Meet our customer hero
A model that changes the world of disability
Since 2011, the social landscape in Australia for those with disabilities has changed massively. Prior to that date those in need could expect to be allocated a provider, given whatever they got, and left to it. This has recently been flipped on its head. Now “participants” receive funding proportionate to their disabilities and can select how to spend it. It’s all about choice and empowerment. But for the Organization servicing it, it’s been about huge growth since 2018. Accompanied by the rollout of a process-driven culture.
The Organization isn’t new to what it does. But it is new to automating the processes that support it. In 2020, for example, it had no digitalized process documentation. It had different process protocols across different geographical states. And clients in the western territories received a different experience to those on the eastern side. Overall, the Organization’s process maturity was surprisingly poor.
“When we started this project, we wanted to achieve something great. This required bringing far greater awareness of processes, synergizing people, and improving processes across the continent. We knew we needed a tool that would help us create, manage, analyze, improve, and govern our business processes centrally,” says Alan, Director of Process Capability and Improvement.
When the team looked at ARIS, the advantages started to set it out from the rest. The Organization had several special requirements: It wanted to start very small but needed a powerful system to help it scale very fast. It wanted accessibility features to ensure everyone could interact with the tool. It wanted a flexible solution that could start “on prem” and move to the Cloud as developed. And the tool needed to be intuitive and exceptionally user-friendly as there were 5,000 operations staff with no prior experience who needed to use it.
From poor to excellent in just 17 months
ARIS was configured in just 3 weeks and deployment and training was underway within 5 months. Next, the Organization standardized all documents and started to capture its current process state. In just 12 months, it had mapped all the processes associated with onboarding a participant and building a care plan for them. With 150 active process modelers, it also had a visual understanding of these processes.
It was also able to be flexible with the notation language it used. For the Organization, going down the event-driven process chain (EPC) rather business process modelling notation (BPMN) language path was less complex and ensured far greater user acceptance. At the beginning of the project, for example, it was registering 10 unique users a week. Now that’s up to 70. A quick upgrade to the latest version of ARIS also meant the tool was accessible according to WCAG 2 standards. More than 80 users benefit from this daily.
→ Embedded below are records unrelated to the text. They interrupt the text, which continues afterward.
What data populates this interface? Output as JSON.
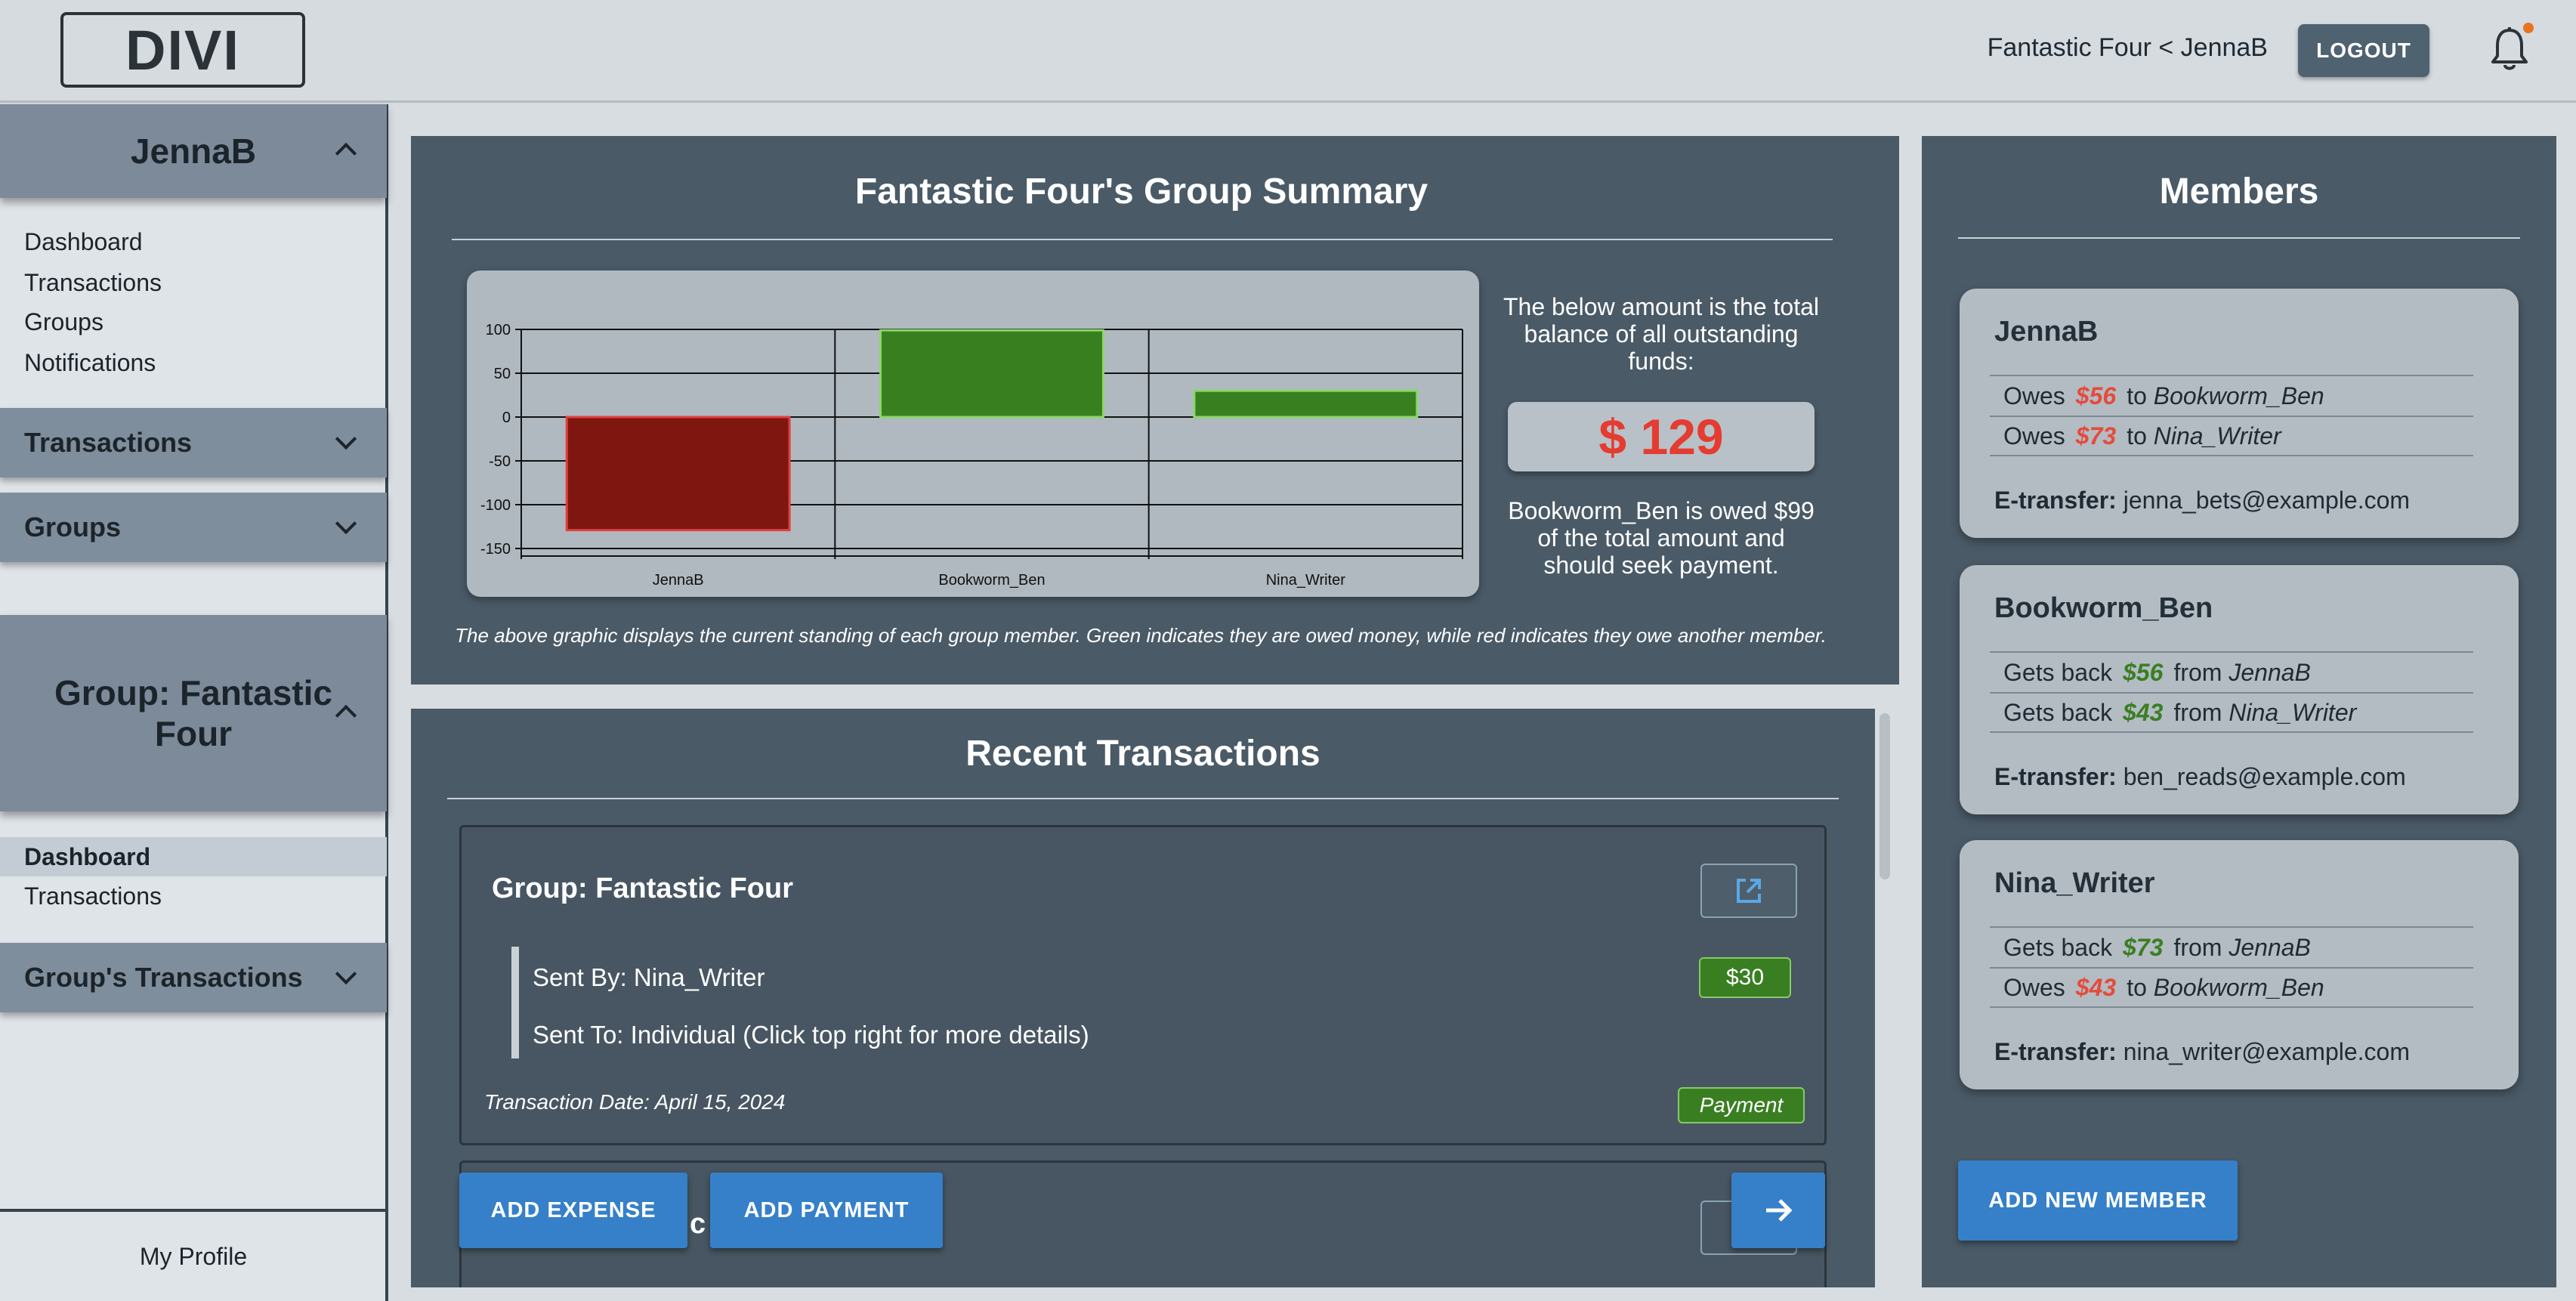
{
  "header": {
    "logo": "DIVI",
    "user_path": "Fantastic Four < JennaB",
    "logout": "LOGOUT"
  },
  "sidebar": {
    "user_section": "JennaB",
    "user_links": [
      "Dashboard",
      "Transactions",
      "Groups",
      "Notifications"
    ],
    "transactions_section": "Transactions",
    "groups_section": "Groups",
    "group_section": "Group: Fantastic Four",
    "group_links": [
      "Dashboard",
      "Transactions"
    ],
    "group_tx_section": "Group's Transactions",
    "profile": "My Profile"
  },
  "summary": {
    "title": "Fantastic Four's Group Summary",
    "balance_note": "The below amount is the total balance of all outstanding funds:",
    "balance": "$ 129",
    "owed_note": "Bookworm_Ben is owed $99 of the total amount and should seek payment.",
    "caption": "The above graphic displays the current standing of each group member. Green indicates they are owed money, while red indicates they owe another member."
  },
  "chart_data": {
    "type": "bar",
    "categories": [
      "JennaB",
      "Bookworm_Ben",
      "Nina_Writer"
    ],
    "values": [
      -129,
      99,
      30
    ],
    "ylim": [
      -150,
      100
    ],
    "yticks": [
      100,
      50,
      0,
      -50,
      -100,
      -150
    ],
    "grid": true,
    "colors": {
      "positive": "#38801f",
      "negative": "#7f1610",
      "positive_border": "#8ad66a",
      "negative_border": "#e04040"
    }
  },
  "transactions": {
    "title": "Recent Transactions",
    "items": [
      {
        "group": "Group: Fantastic Four",
        "sent_by": "Sent By: Nina_Writer",
        "sent_to": "Sent To: Individual (Click top right for more details)",
        "amount": "$30",
        "date": "Transaction Date: April 15, 2024",
        "type": "Payment"
      }
    ],
    "second_partial": "c",
    "add_expense": "ADD EXPENSE",
    "add_payment": "ADD PAYMENT"
  },
  "members": {
    "title": "Members",
    "list": [
      {
        "name": "JennaB",
        "rows": [
          {
            "verb": "Owes",
            "amount": "$56",
            "prep": "to",
            "who": "Bookworm_Ben",
            "color": "red"
          },
          {
            "verb": "Owes",
            "amount": "$73",
            "prep": "to",
            "who": "Nina_Writer",
            "color": "red"
          }
        ],
        "etransfer_label": "E-transfer:",
        "email": "jenna_bets@example.com"
      },
      {
        "name": "Bookworm_Ben",
        "rows": [
          {
            "verb": "Gets back",
            "amount": "$56",
            "prep": "from",
            "who": "JennaB",
            "color": "green"
          },
          {
            "verb": "Gets back",
            "amount": "$43",
            "prep": "from",
            "who": "Nina_Writer",
            "color": "green"
          }
        ],
        "etransfer_label": "E-transfer:",
        "email": "ben_reads@example.com"
      },
      {
        "name": "Nina_Writer",
        "rows": [
          {
            "verb": "Gets back",
            "amount": "$73",
            "prep": "from",
            "who": "JennaB",
            "color": "green"
          },
          {
            "verb": "Owes",
            "amount": "$43",
            "prep": "to",
            "who": "Bookworm_Ben",
            "color": "red"
          }
        ],
        "etransfer_label": "E-transfer:",
        "email": "nina_writer@example.com"
      }
    ],
    "add_member": "ADD NEW MEMBER"
  },
  "icons": {
    "bell": "bell-icon",
    "open": "external-link-icon",
    "next": "arrow-right-icon"
  }
}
Transform. Optimize. Control.
With the transformation done or “a solid baseline in place” as Alan recalls, things have started to get very exciting. “We have a situation now when we can start to improve our processes and deliver real outcomes” he explains. “Naturally, I see all the huge potential, but I really appreciate having our Software AG Customer Success Manager—at our side. They’ve gone through the journey with us and have helped me position process excellence and make it top of mind across our organization. Now we’re ready to execute.”
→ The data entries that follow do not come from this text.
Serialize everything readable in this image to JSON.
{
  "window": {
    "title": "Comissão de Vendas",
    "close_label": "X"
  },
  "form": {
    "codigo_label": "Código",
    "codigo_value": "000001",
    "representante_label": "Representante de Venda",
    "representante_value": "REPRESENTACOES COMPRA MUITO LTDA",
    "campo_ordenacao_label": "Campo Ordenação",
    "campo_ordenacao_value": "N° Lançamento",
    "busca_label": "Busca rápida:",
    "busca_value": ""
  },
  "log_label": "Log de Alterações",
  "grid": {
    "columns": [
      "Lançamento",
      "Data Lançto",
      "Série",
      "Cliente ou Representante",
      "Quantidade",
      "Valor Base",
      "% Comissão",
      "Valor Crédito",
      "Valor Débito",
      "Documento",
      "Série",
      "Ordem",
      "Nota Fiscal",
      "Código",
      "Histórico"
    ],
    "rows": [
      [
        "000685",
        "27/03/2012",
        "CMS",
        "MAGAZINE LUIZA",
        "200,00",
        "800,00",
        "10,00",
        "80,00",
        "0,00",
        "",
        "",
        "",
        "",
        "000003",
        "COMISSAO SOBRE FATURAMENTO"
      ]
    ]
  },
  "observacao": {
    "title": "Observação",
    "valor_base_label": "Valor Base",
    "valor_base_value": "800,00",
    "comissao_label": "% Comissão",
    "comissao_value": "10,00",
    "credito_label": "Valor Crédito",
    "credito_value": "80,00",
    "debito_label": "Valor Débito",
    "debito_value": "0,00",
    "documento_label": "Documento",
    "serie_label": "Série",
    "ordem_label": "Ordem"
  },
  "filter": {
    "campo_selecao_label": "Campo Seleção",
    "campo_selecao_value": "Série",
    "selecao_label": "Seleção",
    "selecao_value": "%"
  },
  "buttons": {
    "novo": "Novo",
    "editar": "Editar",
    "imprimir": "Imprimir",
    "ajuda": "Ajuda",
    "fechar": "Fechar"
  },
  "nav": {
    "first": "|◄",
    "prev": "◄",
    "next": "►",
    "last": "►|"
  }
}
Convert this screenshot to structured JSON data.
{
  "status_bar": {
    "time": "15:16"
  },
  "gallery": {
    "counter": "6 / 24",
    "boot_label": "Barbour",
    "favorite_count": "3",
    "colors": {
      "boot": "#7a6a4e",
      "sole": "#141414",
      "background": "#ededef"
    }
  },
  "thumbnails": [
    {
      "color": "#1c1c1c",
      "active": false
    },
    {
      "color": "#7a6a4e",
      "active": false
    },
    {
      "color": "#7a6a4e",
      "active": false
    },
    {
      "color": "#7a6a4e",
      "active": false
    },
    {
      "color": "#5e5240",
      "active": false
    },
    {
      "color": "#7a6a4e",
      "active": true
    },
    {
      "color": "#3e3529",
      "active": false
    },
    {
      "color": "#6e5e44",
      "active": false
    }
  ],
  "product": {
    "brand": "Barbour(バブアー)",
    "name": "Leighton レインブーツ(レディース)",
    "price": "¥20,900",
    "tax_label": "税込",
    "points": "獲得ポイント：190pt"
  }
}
Take the recent project to map the Organization’s future state. Surprisingly, this led to another big IT decision—to switch to a new operating system. “We needed hard data on how people were actually using our processes. Data that our old operating system couldn’t provide” says Alan. “Our BPM is truly amazing at combining multiple views so you can actually understand the reality of your processes.” Now the Organization can see how staff are really using the processes and compare that to what they are supposed to be doing at any given point. Combined with data from the new operating system (time stamps, system triggers, trigger points, case opens, closes and pauses) and its BPM tool, the Organization can overlay 2 views and convert it into a picture that will shape the future of process management.
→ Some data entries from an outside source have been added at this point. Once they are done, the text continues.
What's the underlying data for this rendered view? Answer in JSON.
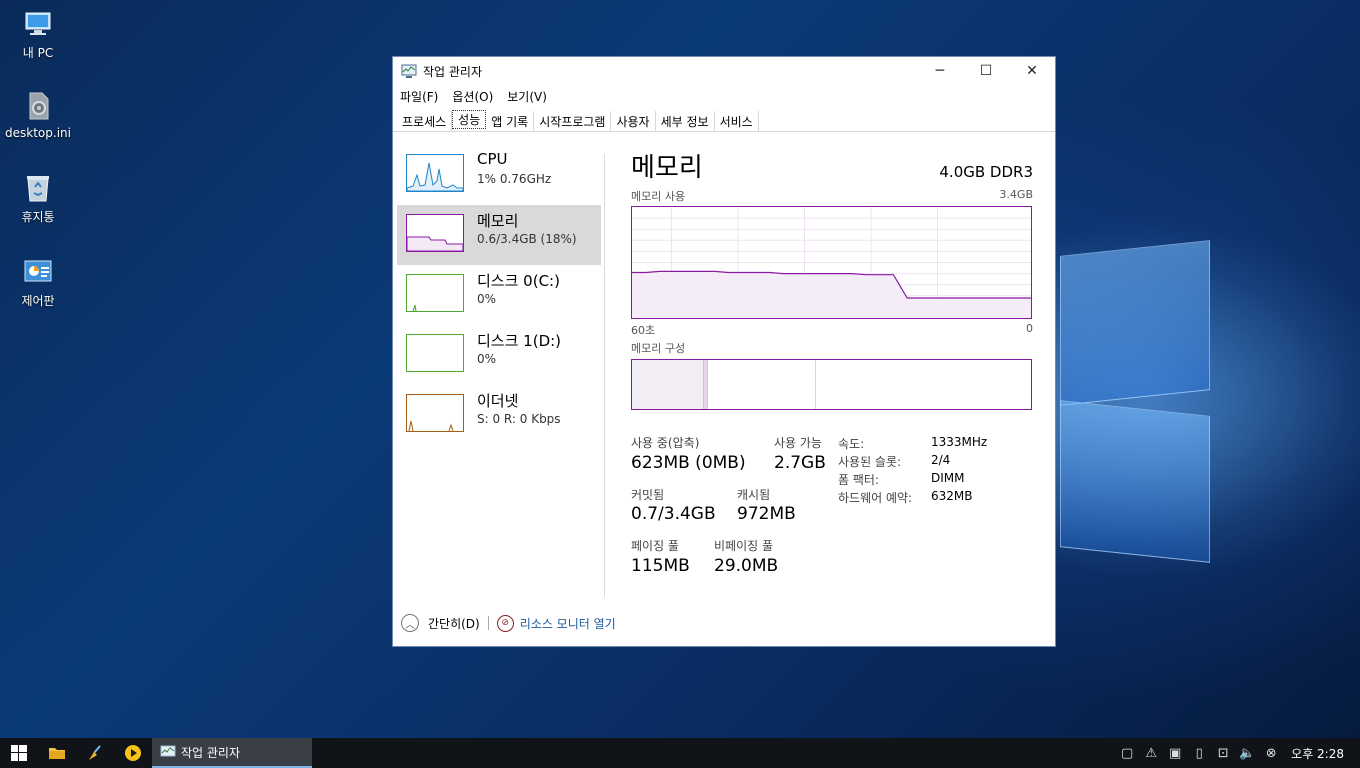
{
  "desktop": {
    "icons": [
      {
        "label": "내 PC",
        "icon": "computer-icon"
      },
      {
        "label": "desktop.ini",
        "icon": "settings-file-icon"
      },
      {
        "label": "휴지통",
        "icon": "recycle-bin-icon"
      },
      {
        "label": "제어판",
        "icon": "control-panel-icon"
      }
    ]
  },
  "window": {
    "title": "작업 관리자",
    "icon": "task-manager-icon",
    "controls": {
      "minimize": "─",
      "maximize": "☐",
      "close": "✕"
    },
    "menu": [
      "파일(F)",
      "옵션(O)",
      "보기(V)"
    ],
    "tabs": [
      {
        "label": "프로세스",
        "active": false
      },
      {
        "label": "성능",
        "active": true
      },
      {
        "label": "앱 기록",
        "active": false
      },
      {
        "label": "시작프로그램",
        "active": false
      },
      {
        "label": "사용자",
        "active": false
      },
      {
        "label": "세부 정보",
        "active": false
      },
      {
        "label": "서비스",
        "active": false
      }
    ]
  },
  "sidebar": {
    "items": [
      {
        "name": "CPU",
        "detail": "1% 0.76GHz",
        "color": "#1f86c9",
        "selected": false
      },
      {
        "name": "메모리",
        "detail": "0.6/3.4GB (18%)",
        "color": "#8b1aa3",
        "selected": true
      },
      {
        "name": "디스크 0(C:)",
        "detail": "0%",
        "color": "#4ea72e",
        "selected": false
      },
      {
        "name": "디스크 1(D:)",
        "detail": "0%",
        "color": "#4ea72e",
        "selected": false
      },
      {
        "name": "이더넷",
        "detail": "S: 0 R: 0 Kbps",
        "color": "#a75d1a",
        "selected": false
      }
    ]
  },
  "memory": {
    "title": "메모리",
    "spec": "4.0GB DDR3",
    "usage_label": "메모리 사용",
    "usage_max": "3.4GB",
    "x_left": "60초",
    "x_right": "0",
    "composition_label": "메모리 구성",
    "usage_history_fraction": [
      0.41,
      0.41,
      0.42,
      0.42,
      0.42,
      0.42,
      0.42,
      0.41,
      0.41,
      0.41,
      0.41,
      0.4,
      0.4,
      0.4,
      0.4,
      0.4,
      0.4,
      0.39,
      0.39,
      0.39,
      0.18,
      0.18,
      0.18,
      0.18,
      0.18,
      0.18,
      0.18,
      0.18,
      0.18,
      0.18
    ],
    "composition": {
      "in_use": 0.18,
      "modified": 0.01,
      "standby": 0.27,
      "free": 0.54
    },
    "stats": {
      "in_use_label": "사용 중(압축)",
      "in_use_value": "623MB (0MB)",
      "available_label": "사용 가능",
      "available_value": "2.7GB",
      "committed_label": "커밋됨",
      "committed_value": "0.7/3.4GB",
      "cached_label": "캐시됨",
      "cached_value": "972MB",
      "paged_label": "페이징 풀",
      "paged_value": "115MB",
      "nonpaged_label": "비페이징 풀",
      "nonpaged_value": "29.0MB"
    },
    "props": [
      {
        "key": "속도:",
        "value": "1333MHz"
      },
      {
        "key": "사용된 슬롯:",
        "value": "2/4"
      },
      {
        "key": "폼 팩터:",
        "value": "DIMM"
      },
      {
        "key": "하드웨어 예약:",
        "value": "632MB"
      }
    ]
  },
  "footer": {
    "fewer_details": "간단히(D)",
    "resource_monitor": "리소스 모니터 열기"
  },
  "taskbar": {
    "active_app": "작업 관리자",
    "clock": "오후 2:28"
  }
}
It can also identify strategic KPIs that would have been unthinkable before. Alan explains, “It can take up to 100 days to onboard and serve our clients. We want to almost half that and believe we can. But we need to see the process metrics to understand why some processes take longer than others. This will soon be possible.” What matters now, though, is that the answers clients receive to enquiries are more accurate, relevant, and consistent. In fact, process efficiency has reduced the time it takes staff to manage applications which means they have more time to check in, personally, with participants. This is great for customer intimacy.
And it doesn’t stop there: Deploying process mining capabilities is big on the agenda. Currently, for example, the Organization exists as part of a complex matrix of mixed stakeholder groups. While as yet there aren’t plans to collaborate, there are process insights that will be able to show which partners are a good fit—enabling the Organization to reach out proactively. Right now, though, the process team are concentrating on process governance and risk management. The idea is to tackle a huge issue in Australia to do with fraudulent treatment of those with a disability and their funding. As well as build risk and fraud assessment capabilities into their processes. Not bad going for an organization that 17 months ago didn’t have a digital process to speak of.